__Problem description__
Below, find each line holding "should" and state how many there are, using the number alone.
>>>>
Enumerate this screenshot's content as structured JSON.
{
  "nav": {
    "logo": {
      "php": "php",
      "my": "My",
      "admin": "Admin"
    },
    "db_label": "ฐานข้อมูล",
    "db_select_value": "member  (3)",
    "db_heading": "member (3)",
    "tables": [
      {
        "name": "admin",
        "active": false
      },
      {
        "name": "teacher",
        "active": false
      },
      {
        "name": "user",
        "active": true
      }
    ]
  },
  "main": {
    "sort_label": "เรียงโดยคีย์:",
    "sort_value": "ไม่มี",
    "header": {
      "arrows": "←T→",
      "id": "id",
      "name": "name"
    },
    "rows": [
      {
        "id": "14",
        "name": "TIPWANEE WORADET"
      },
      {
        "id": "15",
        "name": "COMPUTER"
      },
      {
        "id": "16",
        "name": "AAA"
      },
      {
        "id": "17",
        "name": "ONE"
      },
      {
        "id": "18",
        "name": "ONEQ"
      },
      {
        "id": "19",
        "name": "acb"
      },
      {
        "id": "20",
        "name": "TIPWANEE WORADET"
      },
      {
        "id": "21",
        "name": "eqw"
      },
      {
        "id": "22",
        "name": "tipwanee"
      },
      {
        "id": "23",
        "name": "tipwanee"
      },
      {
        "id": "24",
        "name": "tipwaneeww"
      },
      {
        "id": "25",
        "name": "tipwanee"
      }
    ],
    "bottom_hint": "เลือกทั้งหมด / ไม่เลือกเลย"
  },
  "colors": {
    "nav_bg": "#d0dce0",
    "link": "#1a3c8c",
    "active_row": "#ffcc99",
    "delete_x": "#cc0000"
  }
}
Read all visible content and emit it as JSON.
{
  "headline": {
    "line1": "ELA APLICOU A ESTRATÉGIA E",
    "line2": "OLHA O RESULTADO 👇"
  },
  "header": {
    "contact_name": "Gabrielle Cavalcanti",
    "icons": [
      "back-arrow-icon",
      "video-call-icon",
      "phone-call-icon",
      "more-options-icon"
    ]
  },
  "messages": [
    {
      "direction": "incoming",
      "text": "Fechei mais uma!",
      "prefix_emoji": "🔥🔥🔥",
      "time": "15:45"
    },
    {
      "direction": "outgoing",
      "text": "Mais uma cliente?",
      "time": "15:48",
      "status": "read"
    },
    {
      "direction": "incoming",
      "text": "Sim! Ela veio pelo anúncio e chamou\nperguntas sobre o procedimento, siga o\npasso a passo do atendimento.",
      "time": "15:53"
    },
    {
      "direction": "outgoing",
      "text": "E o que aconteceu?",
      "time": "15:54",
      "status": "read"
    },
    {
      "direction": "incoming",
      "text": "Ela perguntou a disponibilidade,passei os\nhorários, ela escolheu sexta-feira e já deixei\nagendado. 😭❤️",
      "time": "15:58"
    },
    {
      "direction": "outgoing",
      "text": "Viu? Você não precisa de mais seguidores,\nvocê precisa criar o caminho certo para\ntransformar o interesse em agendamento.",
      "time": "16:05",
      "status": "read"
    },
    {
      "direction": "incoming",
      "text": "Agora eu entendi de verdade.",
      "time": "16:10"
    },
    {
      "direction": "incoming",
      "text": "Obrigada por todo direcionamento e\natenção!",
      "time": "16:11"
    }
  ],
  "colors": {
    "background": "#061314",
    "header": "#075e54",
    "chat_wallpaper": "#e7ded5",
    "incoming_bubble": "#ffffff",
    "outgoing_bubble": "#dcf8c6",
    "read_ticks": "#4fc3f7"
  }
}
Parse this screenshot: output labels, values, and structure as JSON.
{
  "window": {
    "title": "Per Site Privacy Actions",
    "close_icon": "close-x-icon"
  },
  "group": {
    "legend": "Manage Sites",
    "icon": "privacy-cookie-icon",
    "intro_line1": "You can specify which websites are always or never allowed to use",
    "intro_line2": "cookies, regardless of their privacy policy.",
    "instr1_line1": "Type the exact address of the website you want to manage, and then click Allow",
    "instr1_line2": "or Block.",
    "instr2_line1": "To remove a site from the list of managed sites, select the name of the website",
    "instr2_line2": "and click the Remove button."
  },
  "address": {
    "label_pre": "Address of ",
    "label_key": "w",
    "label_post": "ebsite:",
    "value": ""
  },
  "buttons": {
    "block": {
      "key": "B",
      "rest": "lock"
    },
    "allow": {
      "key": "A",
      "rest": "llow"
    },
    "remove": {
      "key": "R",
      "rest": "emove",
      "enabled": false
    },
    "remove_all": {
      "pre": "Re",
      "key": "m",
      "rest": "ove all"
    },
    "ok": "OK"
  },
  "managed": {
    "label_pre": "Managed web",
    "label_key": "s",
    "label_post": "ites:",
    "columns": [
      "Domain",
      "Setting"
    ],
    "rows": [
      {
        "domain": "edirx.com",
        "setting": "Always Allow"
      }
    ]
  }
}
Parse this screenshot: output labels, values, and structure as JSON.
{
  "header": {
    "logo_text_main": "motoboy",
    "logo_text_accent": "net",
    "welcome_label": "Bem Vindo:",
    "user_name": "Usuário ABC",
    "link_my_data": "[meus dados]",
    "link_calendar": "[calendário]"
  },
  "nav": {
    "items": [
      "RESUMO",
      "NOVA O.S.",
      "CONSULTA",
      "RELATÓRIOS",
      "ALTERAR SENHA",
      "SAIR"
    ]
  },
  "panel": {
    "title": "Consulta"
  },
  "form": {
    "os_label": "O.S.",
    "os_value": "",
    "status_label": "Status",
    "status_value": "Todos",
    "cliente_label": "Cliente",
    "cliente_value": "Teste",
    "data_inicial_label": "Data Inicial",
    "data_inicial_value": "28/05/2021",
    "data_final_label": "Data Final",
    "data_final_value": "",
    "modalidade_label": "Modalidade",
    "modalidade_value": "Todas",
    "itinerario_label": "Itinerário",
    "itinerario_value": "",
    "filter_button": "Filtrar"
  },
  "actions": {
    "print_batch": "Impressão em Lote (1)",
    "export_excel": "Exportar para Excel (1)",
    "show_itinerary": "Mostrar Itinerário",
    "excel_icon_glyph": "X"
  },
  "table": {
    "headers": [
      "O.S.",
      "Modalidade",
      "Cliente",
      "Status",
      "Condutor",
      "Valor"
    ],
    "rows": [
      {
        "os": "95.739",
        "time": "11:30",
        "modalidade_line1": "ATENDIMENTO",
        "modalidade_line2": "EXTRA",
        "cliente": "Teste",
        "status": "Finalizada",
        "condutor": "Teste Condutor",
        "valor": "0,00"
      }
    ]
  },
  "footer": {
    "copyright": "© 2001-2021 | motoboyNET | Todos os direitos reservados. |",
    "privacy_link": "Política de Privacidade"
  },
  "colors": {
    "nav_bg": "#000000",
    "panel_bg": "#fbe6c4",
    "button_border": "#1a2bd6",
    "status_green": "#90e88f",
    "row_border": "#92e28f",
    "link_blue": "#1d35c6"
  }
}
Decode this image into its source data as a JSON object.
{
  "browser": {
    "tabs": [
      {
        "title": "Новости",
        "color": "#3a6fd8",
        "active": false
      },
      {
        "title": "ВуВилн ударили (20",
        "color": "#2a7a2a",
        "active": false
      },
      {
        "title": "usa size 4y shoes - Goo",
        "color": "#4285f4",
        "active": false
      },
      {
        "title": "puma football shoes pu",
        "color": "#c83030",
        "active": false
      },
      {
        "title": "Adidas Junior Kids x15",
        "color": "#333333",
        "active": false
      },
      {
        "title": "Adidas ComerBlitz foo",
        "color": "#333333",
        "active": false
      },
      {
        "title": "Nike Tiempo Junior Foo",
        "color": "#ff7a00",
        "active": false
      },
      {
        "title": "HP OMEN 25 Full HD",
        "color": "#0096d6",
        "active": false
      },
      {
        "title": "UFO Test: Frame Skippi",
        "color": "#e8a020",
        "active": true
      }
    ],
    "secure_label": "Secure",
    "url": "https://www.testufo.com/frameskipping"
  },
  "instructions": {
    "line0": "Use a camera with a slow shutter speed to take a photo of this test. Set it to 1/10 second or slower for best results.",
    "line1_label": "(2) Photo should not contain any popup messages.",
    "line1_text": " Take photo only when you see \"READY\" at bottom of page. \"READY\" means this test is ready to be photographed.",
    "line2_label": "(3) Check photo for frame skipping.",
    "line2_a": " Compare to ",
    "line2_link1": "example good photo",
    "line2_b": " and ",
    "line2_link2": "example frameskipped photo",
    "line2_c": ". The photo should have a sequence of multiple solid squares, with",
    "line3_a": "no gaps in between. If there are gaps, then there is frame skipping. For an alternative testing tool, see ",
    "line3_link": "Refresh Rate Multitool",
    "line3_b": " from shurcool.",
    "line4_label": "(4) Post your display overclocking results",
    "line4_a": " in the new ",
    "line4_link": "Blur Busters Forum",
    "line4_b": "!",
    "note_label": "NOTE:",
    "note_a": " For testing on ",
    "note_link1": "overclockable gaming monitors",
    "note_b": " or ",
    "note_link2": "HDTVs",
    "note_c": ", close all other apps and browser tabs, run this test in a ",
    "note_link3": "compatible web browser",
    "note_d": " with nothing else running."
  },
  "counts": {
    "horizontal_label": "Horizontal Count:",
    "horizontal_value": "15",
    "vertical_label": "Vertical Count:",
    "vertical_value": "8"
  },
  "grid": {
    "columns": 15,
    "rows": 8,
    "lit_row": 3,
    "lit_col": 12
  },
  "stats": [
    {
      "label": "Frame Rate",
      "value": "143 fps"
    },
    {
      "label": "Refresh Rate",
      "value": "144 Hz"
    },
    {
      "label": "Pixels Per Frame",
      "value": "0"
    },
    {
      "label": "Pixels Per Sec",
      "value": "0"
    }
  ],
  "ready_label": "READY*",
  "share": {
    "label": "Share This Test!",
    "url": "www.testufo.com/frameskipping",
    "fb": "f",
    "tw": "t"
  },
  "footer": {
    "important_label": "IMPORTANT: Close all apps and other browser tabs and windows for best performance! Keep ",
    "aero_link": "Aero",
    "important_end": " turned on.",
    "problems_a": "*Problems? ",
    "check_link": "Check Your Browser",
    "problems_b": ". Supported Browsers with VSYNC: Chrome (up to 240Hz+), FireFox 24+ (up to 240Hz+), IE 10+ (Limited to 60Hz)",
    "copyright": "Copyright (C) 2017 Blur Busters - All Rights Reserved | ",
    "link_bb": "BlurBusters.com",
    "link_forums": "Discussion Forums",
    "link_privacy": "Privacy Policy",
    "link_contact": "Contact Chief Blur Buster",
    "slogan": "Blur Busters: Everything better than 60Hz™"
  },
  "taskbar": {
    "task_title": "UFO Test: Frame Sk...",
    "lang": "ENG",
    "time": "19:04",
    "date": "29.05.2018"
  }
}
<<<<
__Reply__
2